To prevent this, yadm will automatically update the permissions of confidential files. The "group" and "others" permissions will be removed from the following files:
- All files matching patterns in $HOME/.yadm/encrypt
- The SSH directory and files, .ssh/*
- The GPG directory and files, .gnupg/*
yadm will automatically update permissions by default. This can be disabled using the yadm.auto-perms configuration. Even if disabled, permissions can be manually updated by running yadm perms. The SSH directory processing can be disabled using the yadm.ssh-perms configuration.

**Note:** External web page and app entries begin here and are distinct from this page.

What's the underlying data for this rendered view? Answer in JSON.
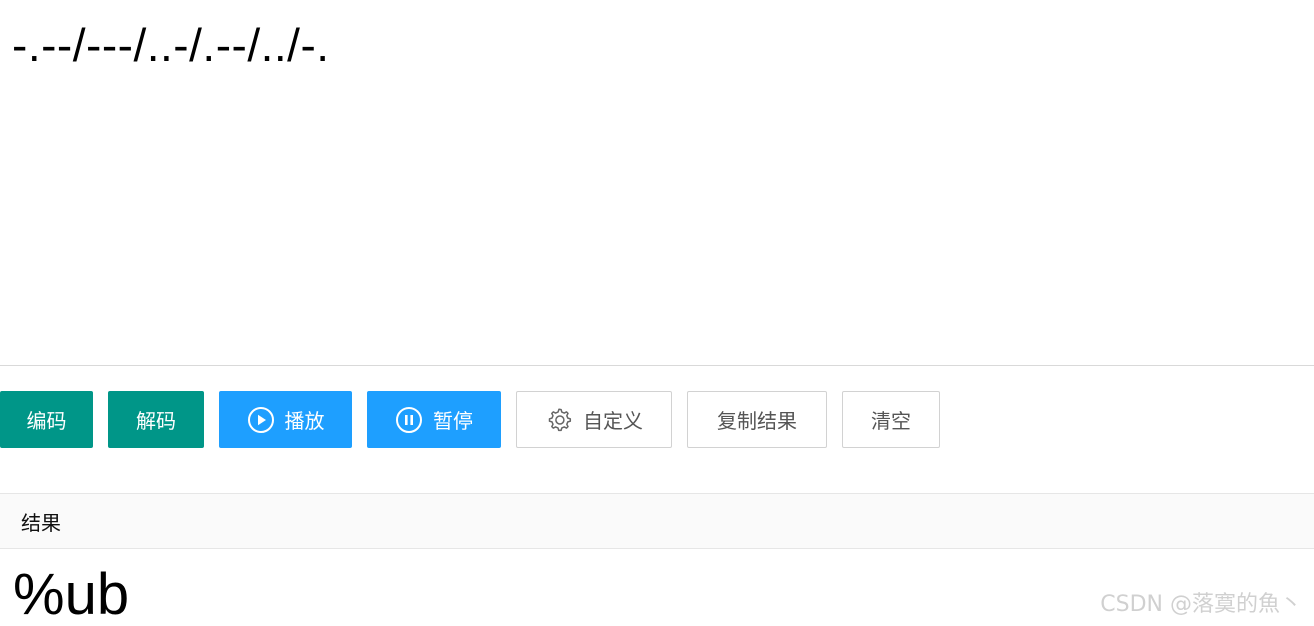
{
  "input": {
    "value": "-.--/---/..-/.--/../-."
  },
  "toolbar": {
    "encode_label": "编码",
    "decode_label": "解码",
    "play_label": "播放",
    "pause_label": "暂停",
    "custom_label": "自定义",
    "copy_label": "复制结果",
    "clear_label": "清空"
  },
  "result": {
    "header": "结果",
    "value": "%ub"
  },
  "watermark": "CSDN @落寞的魚丶",
  "colors": {
    "teal": "#009688",
    "blue": "#1e9fff",
    "border": "#d2d2d2"
  },
  "icons": {
    "play": "play-circle-icon",
    "pause": "pause-circle-icon",
    "custom": "gear-icon"
  }
}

FILESThe following are the default paths yadm uses for its own data. These paths can be altered using universal options. See the OPTIONS section for details.
- The yadm directory. By default, all data yadm stores is relative to this directory.
- Configuration file for yadm.
- Git repository used by yadm.
- List of globs used for encrypt/decrypt
- All files encrypted with yadm encrypt are stored in this file.
- yadm init
- Create an empty repo for managing files
- yadm add .bash_profile ; yadm commit
- Add .bash_profile to the Git index and create a new commit
- yadm remote add origin <url>
- Add a remote origin to an existing repository
- yadm push -u origin master
- Initial push of master to origin
- echo .ssh/*.key >> $HOME/.yadm/encrypt
- Add a new pattern to the list of encrypted files
- yadm encrypt ; yadm add ~/.yadm/files.gpg ; yadm commit
- Commit a new set of encrypted files